ECB alters the mood music around inflation

Business Comment: Philip Lane’s soothing tone look out of tune now as nervy markets react

European Central Bank (ECB) chief economist Philip Lane is no doubt regretting the interview he gave to RTÉ in January when he made soothing noises about inflationary pressures falling this year and repeated policy then in force that official interest rates were unlikely to rise in 2022.

Little more than a month later, ECB president Christine Lagarde signalled a significant shift after the bank's governing council met during the week. The risks were now on the upside, she said, and an increase in interest rates this year was no longer ruled out.

Why the change in tone? The latest figures, published just before this week’s ECB meeting, showed euro zone inflation ticking up to a new record high of 5.1 per cent in January at a time when analysts had expected the figure to start to fall back to about 4.5 per cent.

This seems to have shifted the mood in the council, particularly as there are signs of price pressures spreading beyond energy to areas like food.


Key question

Meanwhile, the Bank of England is already increasing rates and the US Federal Reserve Board is about to start.

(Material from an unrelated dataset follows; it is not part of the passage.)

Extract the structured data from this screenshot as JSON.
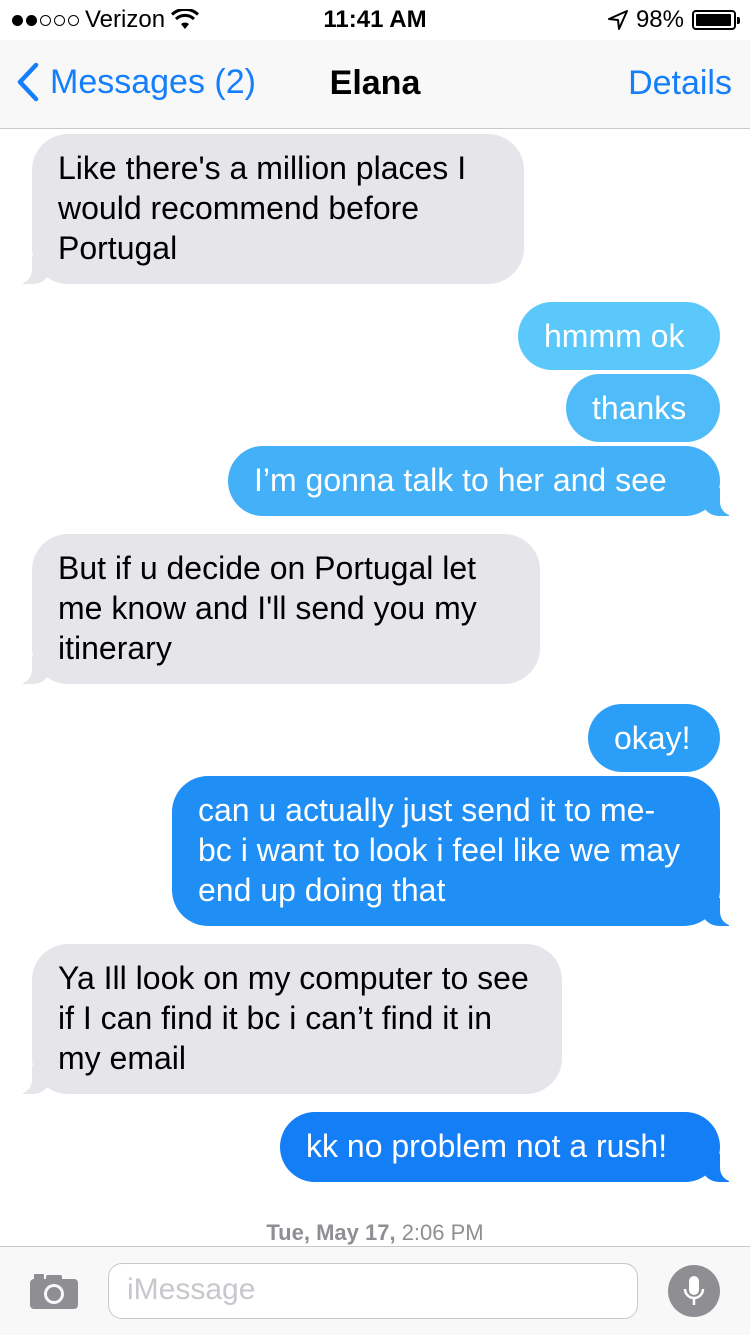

Lagarde struck a markedly different tone in the post-meeting press conference which may be looked back on as a significant turning point.

The key question now for Lane is whether his thesis that we are seeing a “pandemic cycle of inflation” proves correct, even if the fall back to more normal levels comes a bit later than thought.

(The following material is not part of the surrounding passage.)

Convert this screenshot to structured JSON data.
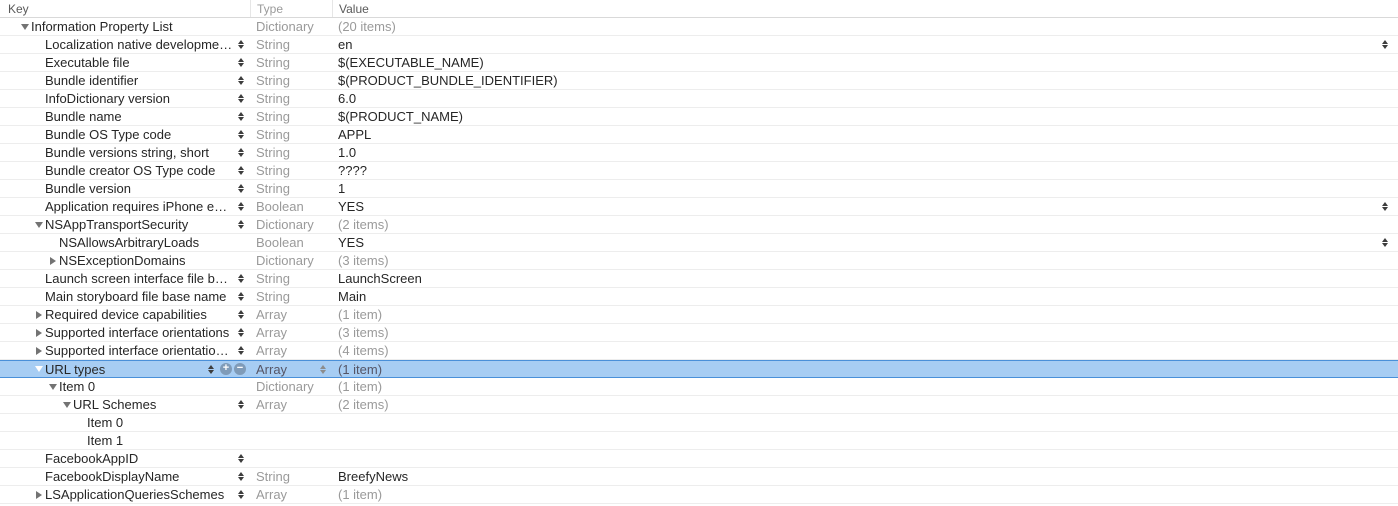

The rate of inflation could still fall back as energy prices moderate and supply chain problems ease as the year goes on. The risk is that higher inflation becomes embedded in people’s minds and feeds through to wider wage demands and prices, leading to a longer term rise in inflation.

As of now, it looks like the most we can expect this year is a nudging up of the ECB’s deposit rate from minus 0.5 per cent to about zero per cent. Interest rates will still remain very low.

But the reaction in Government bond markets this week, where there has been a significant jump in borrowing costs, shows that nerves are on edge and a lot is at stake.